The holding of Anderson cannot be extended to this case. In Anderson, the legislative history of the National Firearms Act was silent as to the state of mind necessary to support a conviction. See id. at 1254 n. 9. In fact, the court noted that Congress "plainly" did not intend "to subject to ten years' imprisonment one who possesses what appears to be, and what he innocently believes to be, a wholly ordinary and legal pistol merely because it has been, unknown to him, modified to be fully automatic." See id. at 1254. In this case, however, the legislature clearly intended to proscribe certain acts regardless of the actor's mental state. When the legislature provides the mental requirement for a statutory crime, we must follow that direction. See United States v. Balint, 258 U.S. 250, 253-54, 42 S. Ct. 301, 302-03, 66 L. Ed. 604 (1922); 1 W. LaFave & A. Scott, Substantive Criminal Law Sec. 3.8(a), at 342 & n. 9 (1986). See also Liparota v. United States, 471 U.S. 419, 424, 105 S. Ct. 2084, 2087, 85 L. Ed. 2d 434 (1985) (noting that " [t]he definition of the elements of a criminal offense is entrusted to the legislature," but imposing a mens rea requirement on the offense before it because "Congress [had] not explicitly spelled out the mental state required").

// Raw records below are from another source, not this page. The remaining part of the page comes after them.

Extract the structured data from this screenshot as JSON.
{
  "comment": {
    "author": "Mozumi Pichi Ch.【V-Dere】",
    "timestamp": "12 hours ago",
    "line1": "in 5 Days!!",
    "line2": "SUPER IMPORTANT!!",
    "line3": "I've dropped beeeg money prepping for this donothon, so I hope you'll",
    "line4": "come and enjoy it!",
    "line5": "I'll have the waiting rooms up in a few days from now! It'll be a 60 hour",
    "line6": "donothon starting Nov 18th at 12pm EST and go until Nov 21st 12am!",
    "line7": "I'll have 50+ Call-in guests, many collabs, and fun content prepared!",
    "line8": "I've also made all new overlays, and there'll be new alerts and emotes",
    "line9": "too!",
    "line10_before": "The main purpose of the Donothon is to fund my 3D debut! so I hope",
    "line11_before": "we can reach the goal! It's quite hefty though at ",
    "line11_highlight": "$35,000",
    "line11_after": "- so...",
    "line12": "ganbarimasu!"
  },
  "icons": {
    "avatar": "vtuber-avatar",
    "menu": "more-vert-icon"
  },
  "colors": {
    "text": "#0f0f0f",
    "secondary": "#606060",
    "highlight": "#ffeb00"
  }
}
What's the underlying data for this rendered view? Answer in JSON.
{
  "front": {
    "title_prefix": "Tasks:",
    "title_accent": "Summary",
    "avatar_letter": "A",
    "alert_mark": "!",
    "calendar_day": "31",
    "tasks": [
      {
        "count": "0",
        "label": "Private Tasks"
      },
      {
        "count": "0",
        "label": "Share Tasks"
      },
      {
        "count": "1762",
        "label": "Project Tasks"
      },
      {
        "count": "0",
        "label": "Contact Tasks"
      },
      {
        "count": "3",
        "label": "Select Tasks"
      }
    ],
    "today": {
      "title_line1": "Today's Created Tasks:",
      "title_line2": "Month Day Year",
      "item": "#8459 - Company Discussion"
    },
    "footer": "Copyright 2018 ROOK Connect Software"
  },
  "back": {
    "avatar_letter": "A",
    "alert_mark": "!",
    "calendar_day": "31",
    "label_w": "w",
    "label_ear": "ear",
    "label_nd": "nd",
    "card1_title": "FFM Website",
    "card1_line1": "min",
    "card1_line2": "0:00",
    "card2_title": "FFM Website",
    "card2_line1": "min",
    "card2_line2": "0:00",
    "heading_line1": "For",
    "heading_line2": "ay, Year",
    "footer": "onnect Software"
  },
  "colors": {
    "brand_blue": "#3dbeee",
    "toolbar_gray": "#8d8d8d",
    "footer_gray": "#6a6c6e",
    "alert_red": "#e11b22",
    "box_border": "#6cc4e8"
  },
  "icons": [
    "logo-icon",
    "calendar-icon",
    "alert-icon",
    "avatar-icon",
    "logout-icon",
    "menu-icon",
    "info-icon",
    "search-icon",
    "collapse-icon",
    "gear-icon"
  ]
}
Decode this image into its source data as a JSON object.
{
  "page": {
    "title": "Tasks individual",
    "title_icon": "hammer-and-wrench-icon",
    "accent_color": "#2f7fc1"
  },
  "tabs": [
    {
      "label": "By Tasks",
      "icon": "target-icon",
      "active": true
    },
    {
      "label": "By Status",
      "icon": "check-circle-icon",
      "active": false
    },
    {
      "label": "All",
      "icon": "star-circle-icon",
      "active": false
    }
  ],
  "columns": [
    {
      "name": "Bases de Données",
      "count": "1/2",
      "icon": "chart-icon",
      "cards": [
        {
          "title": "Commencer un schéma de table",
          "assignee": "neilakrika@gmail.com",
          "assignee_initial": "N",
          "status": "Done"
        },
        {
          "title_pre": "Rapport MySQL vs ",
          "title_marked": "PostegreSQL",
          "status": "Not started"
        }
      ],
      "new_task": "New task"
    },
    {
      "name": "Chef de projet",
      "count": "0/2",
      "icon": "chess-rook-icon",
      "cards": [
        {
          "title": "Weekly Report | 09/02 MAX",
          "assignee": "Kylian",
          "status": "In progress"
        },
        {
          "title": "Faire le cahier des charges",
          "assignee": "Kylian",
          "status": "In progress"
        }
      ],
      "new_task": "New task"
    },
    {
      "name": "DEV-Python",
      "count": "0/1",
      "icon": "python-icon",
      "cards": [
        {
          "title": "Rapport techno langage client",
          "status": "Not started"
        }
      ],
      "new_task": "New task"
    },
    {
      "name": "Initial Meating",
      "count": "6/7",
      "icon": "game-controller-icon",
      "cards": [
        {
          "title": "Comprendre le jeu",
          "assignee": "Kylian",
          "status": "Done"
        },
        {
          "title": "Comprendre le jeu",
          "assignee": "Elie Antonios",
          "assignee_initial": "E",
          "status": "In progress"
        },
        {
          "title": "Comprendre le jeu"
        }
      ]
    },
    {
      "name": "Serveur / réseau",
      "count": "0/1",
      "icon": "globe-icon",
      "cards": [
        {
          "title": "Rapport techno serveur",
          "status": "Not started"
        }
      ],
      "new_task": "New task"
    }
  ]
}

A second distinction between this case and Anderson is that a violation of the Endangered Species Act is a misdemeanor, while a violation of the National Firearms Act is a felony. "Other things being equal, the greater the possible punishment, the more likely some fault is required; and, conversely, the lighter the possible punishment, the more likely the legislature meant to impose liability without fault." 1 LaFave & Scott Sec. 3.8, at 343. Anderson repeatedly justified its imposition of a mens rea requirement by referring to the severe penalties authorized by the National Firearms Act. See 885 F.2d at 1250, 1253, 1254. Congress' decision to make violations of section 11(b) (1) of the Endangered Species Act punishable by a maximum of six months in prison and a $25,000 fine reinforces our belief that Congress deliberately dispensed with a mens rea requirement for violations of that statute.

Nguyen was convicted of two counts, each of which imposed a maximum sentence of six months imprisonment. An offense that is punishable by more than thirty days but less than six months of imprisonment is a "Class B misdemeanor." See 18 U.S.C.A. Sec. 3559(a) (7) (West Supp.1990). Therefore, the district court was required to assess a $10 special assessment for each of the two Class B misdemeanors of which Nguyen was convicted. See 18 U.S.C.A. Sec. 3013(a) (1) (A) (ii) (West Supp.1990). The district judge apparently decided not to impose the assessment because Nguyen was indigent. See Transcript of Sentencing at 4-5, Record on Appeal, vol. 4. However noble his intention, the judge did not have this option: the imposition of special assessments under section 3013 is mandatory. See United States v. Pagan, 785 F.2d 378, 380 (2d Cir.), cert. denied, 479 U.S. 1017, 107 S. Ct. 667, 93 L. Ed. 2d 719 (1986). Cf. United States v. Munoz-Flores, --- U.S. ----, 110 S. Ct. 1964, 1967, 109 L. Ed. 2d 384 (1990) (noting that section 3013 "requires courts to impose a monetary 'special assessment' "). Therefore, we modify the judgment and impose a $10 special assessment on each of Nguyen's two convictions.

As a consequence of Congress' clear intention to impose guilt under the Endangered Species Act even if the defendant did not know the protected nature of the species, we hold that the district court's instruction was correct, and we AFFIRM Nguyen's convictions as MODIFIED to impose a $10 special assessment on each.

 1

The only two cases that have interpreted section eleven, subsection (b) (1), have also held that the government does not have to prove that the defendant knew the threatened nature of the species. See United States v. St. Onge, 676 F. Supp. 1044, 1045 (D. Mont. 1988) (holding that the government did not have to prove that the defendant knew he was shooting a grizzly bear but only needed to prove that the defendant knowingly shot an animal which turned out to be a grizzly bear); United States v. Billie, 667 F. Supp. 1485, 1492-93 (S.D. Fla. 1987) (holding that the government did not have to prove that the defendant knew that the animal he shot was a Florida panther)